In addition to discussing the possible impact of the events of the last week on Darfur and UNAMID, Mamabolo is likely to give an overview of the security, political, humanitarian and human rights situations in Darfur, as outlined in the Secretary-General’s report. According to the report, the overall security situation in Darfur remained relatively stable except for intermittent clashes between government forces and the Sudan Liberation Army/Abdul Wahid in the Jebel Marra area. While intercommunal clashes remained low, despite a slight increase since the last reporting period, “[o]ngoing human rights violations, in particular sexual and gender-based violence, including those violations reportedly perpetrated by Government security personnel, continue to be of grave concern and an obstacle to lasting peace”, the report said. As well, more than 1.6 million internally displaced persons are still living in camps throughout Darfur.
The longstanding differences amongst Council members in assessing the situation in Darfur were again apparent during the discussion following the last briefing on UNAMID on 25 February (S/PV.8468). Several members – including Belgium, France, Germany, the US and the UK – raised concerns over the ongoing protests in Sudan and the national state of emergency declared on 22 February. In its statement, the UK said that “political instability in the Sudan and the declaration of a state of emergency naturally affect the situation in Darfur…[and] call into question the Government’s commitment to delivering progress on human rights, the rule of law and security sector reform”. Germany expressed the view that these events made it “necessary to look even more closely at the benchmarks for a withdrawal of [UNAMID], in particular the promotion of human rights and fundamental freedoms”, while France said the withdrawal of UNAMID must be “adapted to the situation on the ground” and should be “gradual and cautious”. However, Russia expressed the view that these events “have nothing to do with” the Council’s consideration of the situation in Darfur and UNAMID, saying that “it is important to continue the process of drawing down UNAMID’s military component”. In addition, China, Indonesia, Kuwait and South Africa, along with Russia, highlighted the improved situation in Darfur and did not refer to the ongoing protests. At this stage, it is still unclear what effect the removal of al-Bashir will have on existing Council dynamics.
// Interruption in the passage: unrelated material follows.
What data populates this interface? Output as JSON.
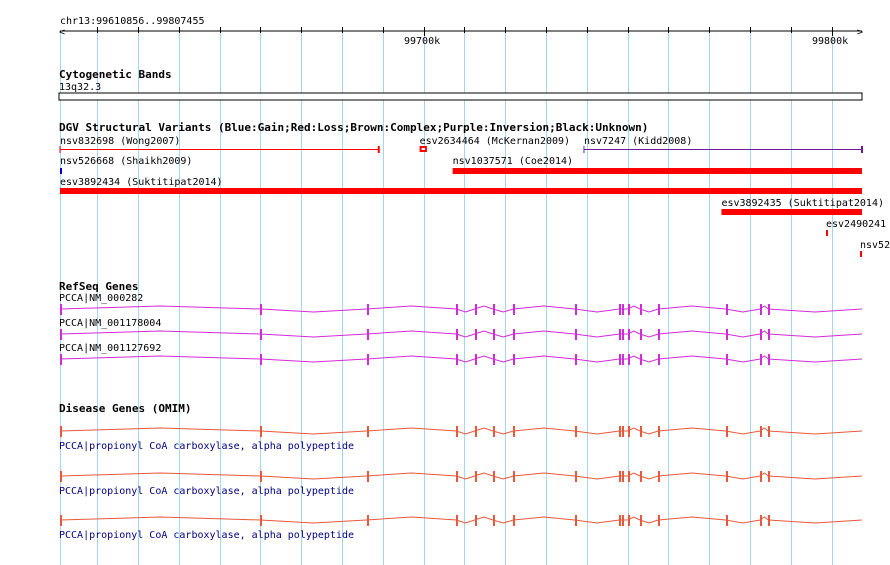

Looking ahead, Council members will receive a strategic review of the mission by the Secretary-General and the Chairperson of the African Commission by 1 May, as requested in resolution 2429, which is expected to further inform the Council’s thinking ahead of the expiration of UNAMID’s mandate.